Saas, bahu and samdhan
Mulayam Singh Yadav’s brother Shivpal Yadav and friend Amar Singh are being blamed for the rift in the Samajwadi Party founder’s family. In fact, the real reason for the differences between the father and his son, Uttar Pradesh chief minister Akhilesh Yadav, lies closer home. According to the political grapevine in Lucknow, it is a case of saas, bahu aur samdhan. Mulayam’s second wife, Sadhna Gupta Yadav, has long nursed a grouse that her son Prateek was not permitted to join the family profession of politics and had to settle for opening a chain of bodybuilding gyms instead. Prateek’s wife Aparna is also ambitious for her husband and herself, and has reportedly been egged on by her mother, Ambi Bisht, who is a high-profile figure in Lucknow. This time, in fact, Aparna is to contest the Lucknow Cantonment Assembly seat on a Samajwadi Party ticket.

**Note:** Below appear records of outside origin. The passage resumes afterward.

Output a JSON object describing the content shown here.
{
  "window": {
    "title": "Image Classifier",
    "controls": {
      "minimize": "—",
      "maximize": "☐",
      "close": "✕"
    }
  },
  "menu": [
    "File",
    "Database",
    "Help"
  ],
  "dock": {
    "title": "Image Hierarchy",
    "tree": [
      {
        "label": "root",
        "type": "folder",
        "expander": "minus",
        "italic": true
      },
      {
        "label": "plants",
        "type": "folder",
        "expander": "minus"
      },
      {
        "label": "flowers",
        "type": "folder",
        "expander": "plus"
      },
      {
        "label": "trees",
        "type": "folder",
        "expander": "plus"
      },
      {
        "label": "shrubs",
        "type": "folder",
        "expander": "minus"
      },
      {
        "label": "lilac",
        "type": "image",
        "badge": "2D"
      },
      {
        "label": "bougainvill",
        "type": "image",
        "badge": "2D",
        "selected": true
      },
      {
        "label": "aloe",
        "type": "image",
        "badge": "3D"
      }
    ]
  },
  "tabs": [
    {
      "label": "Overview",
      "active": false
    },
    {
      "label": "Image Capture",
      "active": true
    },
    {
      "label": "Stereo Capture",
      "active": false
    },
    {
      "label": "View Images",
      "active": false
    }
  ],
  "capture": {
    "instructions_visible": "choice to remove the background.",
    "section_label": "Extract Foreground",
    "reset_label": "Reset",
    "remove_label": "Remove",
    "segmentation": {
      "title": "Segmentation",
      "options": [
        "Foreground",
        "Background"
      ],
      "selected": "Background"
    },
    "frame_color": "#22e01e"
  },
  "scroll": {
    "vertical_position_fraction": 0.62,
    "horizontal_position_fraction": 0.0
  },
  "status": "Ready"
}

Brics-Bimstec meet: The other picture
One of the few newsy photographs to emerge from the recent BRICS-BIMSTEC Summit in Goa was taken not by a professional cameraperson, but by the son of Nepal Prime Minister Prachanda, Prakash Dahal. He posted on his Facebook a photograph of Chinese President Xi Jinping sitting on a sofa talking to Narendra Modi and Prachanda and his wife. Until then, newspersons were unaware that there was a separate meeting between India, China and Nepal at BIMSTEC.
Indian journalists were kept at a distance from the hotels where the delegates met and working conditions were so shabby that the Chinese and Russian journalists commiserated with their Indian counterparts. At BRICS, the Indian media centre was a plastic tent pitched in the rear lawns of a hotel. Only portable toilets were provided and there was a shortage of water. There was a big garbage dump in the narrow passage leading to the media centre. Some of the negative reports of the conference could well be traced to the poor working conditions of those covering the summit.
Sidhu, Congress and a secret deal
A former BJP MP and now leader of the Awaz-e-Punjab, Navjot Singh Sidhu, had a long and secret meeting with Congress vice-president Rahul Gandhi recently. According to the understanding that was reached, Sidhu would join the Congress and both he and his wife would fight the Assembly elections as Congress candidates. Sidhu would be appointed deputy chief minister if the Congress was voted to power. However, Amarinder Singh, the Congress’ leading chief ministerial aspirant, has not taken kindly to the unofficial agreement, which was reached without consulting him. Amarinder fears Sidhu would create dissensions within the fold, especially as his rival PS Bajwa encouraged Sidhu to join the party.
On tv channels, a raw bluff
Many retired and serving R&AW officers are furious at the manner in which a retired lieutenant colonel has taken advantage of his brief, inglorious stint at the agency to claim to be an experienced R&AW hand. The officer has emerged as the voice of R&AW on numerous television talk shows, where he airs his rabidly anti-Pakistan views. The channels have selected him to speak because of his so-called operational and intelligence experience. In fact, he is not from R&AW, but the Army, and was deputed to the agency on a brief stint. He was never assigned the Pakistan desk, but was entrusted with looking after the Bangladesh army. He did not even complete his two-year tenure.
Online complaints: Nobody’s baby
Because of online shopping worth millions of rupees, complaints from consumers have increased phenomenally. But Internet shoppers who have a grievance do not know which ministry they should turn to, the commerce ministry or the ministry for consumer affairs. The respective ministers, Nirmala Sitharaman and Ram Vilas Paswan, feel the onus is on the other ministry to handle consumer complaints. Although representatives from both ministries have met, the jurisdictional issue remains unresolved.